Fruits, vegetables and whole grains are an important part of a healthy diet and they also can aid digestion. That’s because they all contain fiber, which helps keep your bowels regular, dietitian and spokesperson for the Academy of Nutrition and Dietetics Kristi King told The Huffington Post. She noted that bananas are especially helpful for digestion when you’re sick because they are bland and won’t irritate the stomach. In addition to regulating bowel movements, fiber can help maintain bowel health, according to MayoClinic.com.
Good bacteria beats bad bacteria every time. That’s why many people look to probiotic-enriched foods to settle their stomachs. King says you should look for foods like yogurt and kefir that contain live cultures. Dr. Mehmet Oz and Dr. Michael Roizen note that probiotics offer such benefits as preventing colitis-related colon cancer and treating diarrhea and irritable bowel syndrome, as well as other health benefits like strengthening the immune system and easing eczema.
Without fluids, your body can’t use the foods you eat the way it needs to. Fluid helps push foods through your digestive system. If you don’t drink enough fluids, fiber can’t do its job and may cause constipation. King says water is best, and she cautions against caffeinated beverages, soda and alcohol because they can trigger acid reflux.
Foods with a high fat content can wreak havoc on your digestive system. Fatty foods can cause heartburn and diarrhea, according to Dr. Matthew L. Bechtold, a gastroenterologist at the Digestive Health Center at the University of Missouri–Columbia. For that reason, registered dietitian Jessica Anderson, a diabetes educator with Texas A&M Health Science Center Coastal Bend Health Education Center, suggests eating more chicken and fish and less red meat, which tends to be fattier.

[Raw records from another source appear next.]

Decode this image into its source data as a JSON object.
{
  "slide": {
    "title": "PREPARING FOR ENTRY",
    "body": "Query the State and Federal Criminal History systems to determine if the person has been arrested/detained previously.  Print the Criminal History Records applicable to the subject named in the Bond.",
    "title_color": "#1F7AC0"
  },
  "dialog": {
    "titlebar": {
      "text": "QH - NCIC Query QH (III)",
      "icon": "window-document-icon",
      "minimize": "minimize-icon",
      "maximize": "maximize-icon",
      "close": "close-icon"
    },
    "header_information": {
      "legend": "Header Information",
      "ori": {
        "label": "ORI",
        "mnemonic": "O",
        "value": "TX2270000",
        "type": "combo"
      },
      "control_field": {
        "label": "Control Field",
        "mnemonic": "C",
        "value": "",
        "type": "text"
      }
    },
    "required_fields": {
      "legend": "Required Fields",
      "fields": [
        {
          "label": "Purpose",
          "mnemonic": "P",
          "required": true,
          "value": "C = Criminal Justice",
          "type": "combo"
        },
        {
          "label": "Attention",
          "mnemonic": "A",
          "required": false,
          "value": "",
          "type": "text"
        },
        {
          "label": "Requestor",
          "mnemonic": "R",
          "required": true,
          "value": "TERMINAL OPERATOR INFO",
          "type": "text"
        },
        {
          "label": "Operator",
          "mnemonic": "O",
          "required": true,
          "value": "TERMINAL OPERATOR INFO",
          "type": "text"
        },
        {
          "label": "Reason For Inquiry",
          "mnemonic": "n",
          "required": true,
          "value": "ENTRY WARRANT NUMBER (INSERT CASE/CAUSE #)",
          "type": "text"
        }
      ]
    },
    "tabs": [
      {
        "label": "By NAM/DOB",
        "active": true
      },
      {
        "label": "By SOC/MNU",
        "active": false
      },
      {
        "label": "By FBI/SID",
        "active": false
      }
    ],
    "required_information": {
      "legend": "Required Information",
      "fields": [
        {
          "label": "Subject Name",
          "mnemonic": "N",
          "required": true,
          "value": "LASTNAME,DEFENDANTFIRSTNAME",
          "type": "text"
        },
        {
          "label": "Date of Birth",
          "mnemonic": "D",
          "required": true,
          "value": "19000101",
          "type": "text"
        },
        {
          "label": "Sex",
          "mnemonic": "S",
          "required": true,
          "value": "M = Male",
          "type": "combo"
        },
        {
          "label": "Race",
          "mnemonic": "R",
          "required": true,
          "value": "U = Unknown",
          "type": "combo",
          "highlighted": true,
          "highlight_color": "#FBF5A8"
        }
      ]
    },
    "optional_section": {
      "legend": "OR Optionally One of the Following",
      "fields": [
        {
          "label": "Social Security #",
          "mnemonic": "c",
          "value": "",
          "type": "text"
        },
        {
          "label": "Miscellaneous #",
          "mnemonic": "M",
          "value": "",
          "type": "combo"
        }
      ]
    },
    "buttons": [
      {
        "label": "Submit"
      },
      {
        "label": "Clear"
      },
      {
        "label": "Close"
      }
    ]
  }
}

Lucy D'Berry has been a writer for nearly 30 years, specializing in nutrition and health issues, as well as in education and government. She has written for daily newspapers and edits a national magazine. She has earned both a bachelor's degree and a master's degree in the communications field.